Work order
Every line below is to be set down again exactly; any image stays out.

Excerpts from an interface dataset
--------------------------------------------------

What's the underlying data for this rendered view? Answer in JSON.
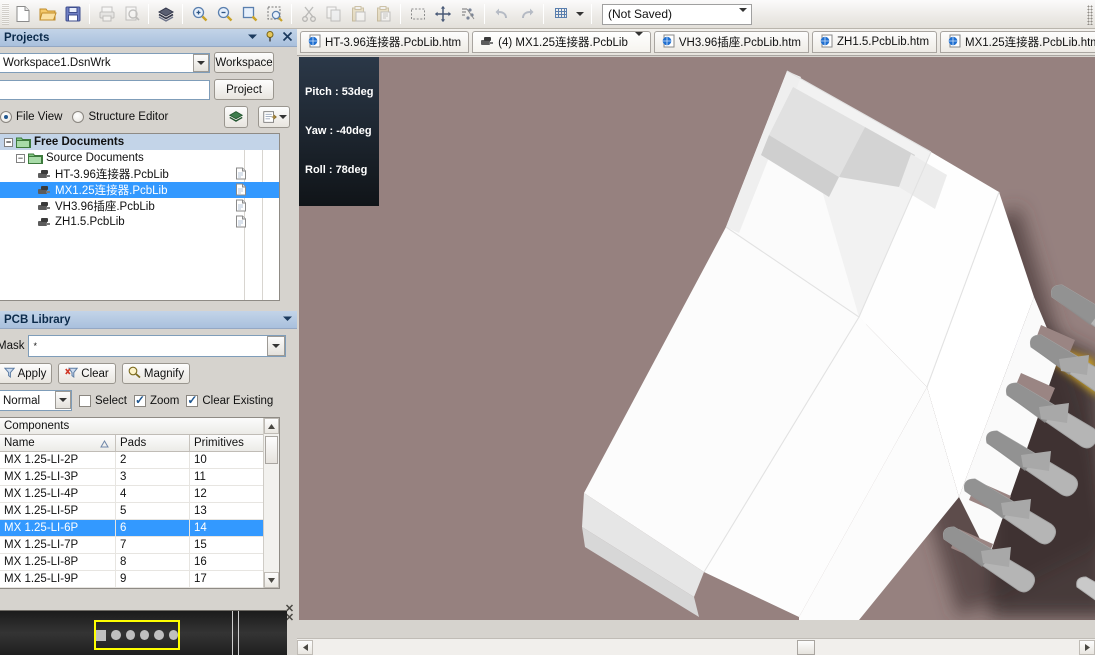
{
  "toolbar": {
    "icons": [
      {
        "name": "new-document-icon",
        "title": "New"
      },
      {
        "name": "open-folder-icon",
        "title": "Open"
      },
      {
        "name": "save-icon",
        "title": "Save"
      },
      {
        "name": "print-icon",
        "title": "Print"
      },
      {
        "name": "print-preview-icon",
        "title": "Print Preview"
      },
      {
        "name": "board-layers-icon",
        "title": "Board Insight"
      },
      {
        "name": "zoom-in-icon",
        "title": "Zoom In"
      },
      {
        "name": "zoom-out-icon",
        "title": "Zoom Out"
      },
      {
        "name": "zoom-document-icon",
        "title": "Fit Document"
      },
      {
        "name": "zoom-area-icon",
        "title": "Zoom Area"
      },
      {
        "name": "cut-icon",
        "title": "Cut"
      },
      {
        "name": "copy-icon",
        "title": "Copy"
      },
      {
        "name": "paste-icon",
        "title": "Paste"
      },
      {
        "name": "paste-special-icon",
        "title": "Paste Special"
      },
      {
        "name": "select-area-icon",
        "title": "Select"
      },
      {
        "name": "move-icon",
        "title": "Move"
      },
      {
        "name": "deselect-icon",
        "title": "Clear Selection"
      },
      {
        "name": "undo-icon",
        "title": "Undo"
      },
      {
        "name": "redo-icon",
        "title": "Redo"
      },
      {
        "name": "grid-icon",
        "title": "Snap Grid"
      }
    ],
    "snapshot_value": "(Not Saved)"
  },
  "tabs": [
    {
      "label": "HT-3.96连接器.PcbLib.htm",
      "icon": "browser-page-icon",
      "active": false,
      "dropdown": false
    },
    {
      "label": "(4) MX1.25连接器.PcbLib",
      "icon": "pcb-library-icon",
      "active": true,
      "dropdown": true
    },
    {
      "label": "VH3.96插座.PcbLib.htm",
      "icon": "browser-page-icon",
      "active": false,
      "dropdown": false
    },
    {
      "label": "ZH1.5.PcbLib.htm",
      "icon": "browser-page-icon",
      "active": false,
      "dropdown": false
    },
    {
      "label": "MX1.25连接器.PcbLib.htm",
      "icon": "browser-page-icon",
      "active": false,
      "dropdown": false
    }
  ],
  "projects_panel": {
    "title": "Projects",
    "workspace_value": "Workspace1.DsnWrk",
    "workspace_button": "Workspace",
    "project_value": "",
    "project_button": "Project",
    "view_modes": [
      {
        "label": "File View",
        "selected": true
      },
      {
        "label": "Structure Editor",
        "selected": false
      }
    ],
    "tree": [
      {
        "label": "Free Documents",
        "level": 0,
        "expander": "-",
        "icon": "folder-icon",
        "selected": false,
        "root": true,
        "doc": false
      },
      {
        "label": "Source Documents",
        "level": 1,
        "expander": "-",
        "icon": "folder-icon",
        "selected": false,
        "root": false,
        "doc": false
      },
      {
        "label": "HT-3.96连接器.PcbLib",
        "level": 2,
        "expander": "",
        "icon": "pcb-library-icon",
        "selected": false,
        "root": false,
        "doc": true
      },
      {
        "label": "MX1.25连接器.PcbLib",
        "level": 2,
        "expander": "",
        "icon": "pcb-library-icon",
        "selected": true,
        "root": false,
        "doc": true
      },
      {
        "label": "VH3.96插座.PcbLib",
        "level": 2,
        "expander": "",
        "icon": "pcb-library-icon",
        "selected": false,
        "root": false,
        "doc": true
      },
      {
        "label": "ZH1.5.PcbLib",
        "level": 2,
        "expander": "",
        "icon": "pcb-library-icon",
        "selected": false,
        "root": false,
        "doc": true
      }
    ]
  },
  "pcb_library_panel": {
    "title": "PCB Library",
    "mask_label": "Mask",
    "mask_value": "*",
    "buttons": [
      {
        "label": "Apply",
        "icon": "funnel-icon",
        "name": "apply-button"
      },
      {
        "label": "Clear",
        "icon": "clear-funnel-icon",
        "name": "clear-button"
      },
      {
        "label": "Magnify",
        "icon": "magnify-icon",
        "name": "magnify-button"
      }
    ],
    "mode_value": "Normal",
    "checks": [
      {
        "label": "Select",
        "checked": false,
        "accel": "S"
      },
      {
        "label": "Zoom",
        "checked": true,
        "accel": "Z"
      },
      {
        "label": "Clear Existing",
        "checked": true,
        "accel": "C"
      }
    ],
    "components_title": "Components",
    "columns": [
      "Name",
      "Pads",
      "Primitives"
    ],
    "sort_column": "Name",
    "sort_dir": "asc",
    "rows": [
      {
        "name": "MX 1.25-LI-2P",
        "pads": "2",
        "primitives": "10",
        "selected": false
      },
      {
        "name": "MX 1.25-LI-3P",
        "pads": "3",
        "primitives": "11",
        "selected": false
      },
      {
        "name": "MX 1.25-LI-4P",
        "pads": "4",
        "primitives": "12",
        "selected": false
      },
      {
        "name": "MX 1.25-LI-5P",
        "pads": "5",
        "primitives": "13",
        "selected": false
      },
      {
        "name": "MX 1.25-LI-6P",
        "pads": "6",
        "primitives": "14",
        "selected": true
      },
      {
        "name": "MX 1.25-LI-7P",
        "pads": "7",
        "primitives": "15",
        "selected": false
      },
      {
        "name": "MX 1.25-LI-8P",
        "pads": "8",
        "primitives": "16",
        "selected": false
      },
      {
        "name": "MX 1.25-LI-9P",
        "pads": "9",
        "primitives": "17",
        "selected": false
      }
    ]
  },
  "viewport": {
    "info": {
      "pitch_label": "Pitch",
      "pitch_value": "53deg",
      "yaw_label": "Yaw",
      "yaw_value": "-40deg",
      "roll_label": "Roll",
      "roll_value": "78deg",
      "text": "Pitch : 53deg\nYaw : -40deg\nRoll : 78deg"
    },
    "background_color": "#96817f",
    "model_color": "#f4f3f1",
    "light_color": "#d99a33"
  },
  "layer_bar": {
    "layers": [
      "square",
      "circle",
      "circle",
      "circle",
      "circle",
      "circle"
    ],
    "highlight_color": "#ffff00"
  }
}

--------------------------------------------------

Solution to the exercise
What's the underlying data for this rendered view? Answer in JSON.
{
  "toolbar": {
    "icons": [
      {
        "name": "new-document-icon",
        "title": "New"
      },
      {
        "name": "open-folder-icon",
        "title": "Open"
      },
      {
        "name": "save-icon",
        "title": "Save"
      },
      {
        "name": "print-icon",
        "title": "Print"
      },
      {
        "name": "print-preview-icon",
        "title": "Print Preview"
      },
      {
        "name": "board-layers-icon",
        "title": "Board Insight"
      },
      {
        "name": "zoom-in-icon",
        "title": "Zoom In"
      },
      {
        "name": "zoom-out-icon",
        "title": "Zoom Out"
      },
      {
        "name": "zoom-document-icon",
        "title": "Fit Document"
      },
      {
        "name": "zoom-area-icon",
        "title": "Zoom Area"
      },
      {
        "name": "cut-icon",
        "title": "Cut"
      },
      {
        "name": "copy-icon",
        "title": "Copy"
      },
      {
        "name": "paste-icon",
        "title": "Paste"
      },
      {
        "name": "paste-special-icon",
        "title": "Paste Special"
      },
      {
        "name": "select-area-icon",
        "title": "Select"
      },
      {
        "name": "move-icon",
        "title": "Move"
      },
      {
        "name": "deselect-icon",
        "title": "Clear Selection"
      },
      {
        "name": "undo-icon",
        "title": "Undo"
      },
      {
        "name": "redo-icon",
        "title": "Redo"
      },
      {
        "name": "grid-icon",
        "title": "Snap Grid"
      }
    ],
    "snapshot_value": "(Not Saved)"
  },
  "tabs": [
    {
      "label": "HT-3.96连接器.PcbLib.htm",
      "icon": "browser-page-icon",
      "active": false,
      "dropdown": false
    },
    {
      "label": "(4) MX1.25连接器.PcbLib",
      "icon": "pcb-library-icon",
      "active": true,
      "dropdown": true
    },
    {
      "label": "VH3.96插座.PcbLib.htm",
      "icon": "browser-page-icon",
      "active": false,
      "dropdown": false
    },
    {
      "label": "ZH1.5.PcbLib.htm",
      "icon": "browser-page-icon",
      "active": false,
      "dropdown": false
    },
    {
      "label": "MX1.25连接器.PcbLib.htm",
      "icon": "browser-page-icon",
      "active": false,
      "dropdown": false
    }
  ],
  "projects_panel": {
    "title": "Projects",
    "workspace_value": "Workspace1.DsnWrk",
    "workspace_button": "Workspace",
    "project_value": "",
    "project_button": "Project",
    "view_modes": [
      {
        "label": "File View",
        "selected": true
      },
      {
        "label": "Structure Editor",
        "selected": false
      }
    ],
    "tree": [
      {
        "label": "Free Documents",
        "level": 0,
        "expander": "-",
        "icon": "folder-icon",
        "selected": false,
        "root": true,
        "doc": false
      },
      {
        "label": "Source Documents",
        "level": 1,
        "expander": "-",
        "icon": "folder-icon",
        "selected": false,
        "root": false,
        "doc": false
      },
      {
        "label": "HT-3.96连接器.PcbLib",
        "level": 2,
        "expander": "",
        "icon": "pcb-library-icon",
        "selected": false,
        "root": false,
        "doc": true
      },
      {
        "label": "MX1.25连接器.PcbLib",
        "level": 2,
        "expander": "",
        "icon": "pcb-library-icon",
        "selected": true,
        "root": false,
        "doc": true
      },
      {
        "label": "VH3.96插座.PcbLib",
        "level": 2,
        "expander": "",
        "icon": "pcb-library-icon",
        "selected": false,
        "root": false,
        "doc": true
      },
      {
        "label": "ZH1.5.PcbLib",
        "level": 2,
        "expander": "",
        "icon": "pcb-library-icon",
        "selected": false,
        "root": false,
        "doc": true
      }
    ]
  },
  "pcb_library_panel": {
    "title": "PCB Library",
    "mask_label": "Mask",
    "mask_value": "*",
    "buttons": [
      {
        "label": "Apply",
        "icon": "funnel-icon",
        "name": "apply-button"
      },
      {
        "label": "Clear",
        "icon": "clear-funnel-icon",
        "name": "clear-button"
      },
      {
        "label": "Magnify",
        "icon": "magnify-icon",
        "name": "magnify-button"
      }
    ],
    "mode_value": "Normal",
    "checks": [
      {
        "label": "Select",
        "checked": false,
        "accel": "S"
      },
      {
        "label": "Zoom",
        "checked": true,
        "accel": "Z"
      },
      {
        "label": "Clear Existing",
        "checked": true,
        "accel": "C"
      }
    ],
    "components_title": "Components",
    "columns": [
      "Name",
      "Pads",
      "Primitives"
    ],
    "sort_column": "Name",
    "sort_dir": "asc",
    "rows": [
      {
        "name": "MX 1.25-LI-2P",
        "pads": "2",
        "primitives": "10",
        "selected": false
      },
      {
        "name": "MX 1.25-LI-3P",
        "pads": "3",
        "primitives": "11",
        "selected": false
      },
      {
        "name": "MX 1.25-LI-4P",
        "pads": "4",
        "primitives": "12",
        "selected": false
      },
      {
        "name": "MX 1.25-LI-5P",
        "pads": "5",
        "primitives": "13",
        "selected": false
      },
      {
        "name": "MX 1.25-LI-6P",
        "pads": "6",
        "primitives": "14",
        "selected": true
      },
      {
        "name": "MX 1.25-LI-7P",
        "pads": "7",
        "primitives": "15",
        "selected": false
      },
      {
        "name": "MX 1.25-LI-8P",
        "pads": "8",
        "primitives": "16",
        "selected": false
      },
      {
        "name": "MX 1.25-LI-9P",
        "pads": "9",
        "primitives": "17",
        "selected": false
      }
    ]
  },
  "viewport": {
    "info": {
      "pitch_label": "Pitch",
      "pitch_value": "53deg",
      "yaw_label": "Yaw",
      "yaw_value": "-40deg",
      "roll_label": "Roll",
      "roll_value": "78deg",
      "text": "Pitch : 53deg\nYaw : -40deg\nRoll : 78deg"
    },
    "background_color": "#96817f",
    "model_color": "#f4f3f1",
    "light_color": "#d99a33"
  },
  "layer_bar": {
    "layers": [
      "square",
      "circle",
      "circle",
      "circle",
      "circle",
      "circle"
    ],
    "highlight_color": "#ffff00"
  }
}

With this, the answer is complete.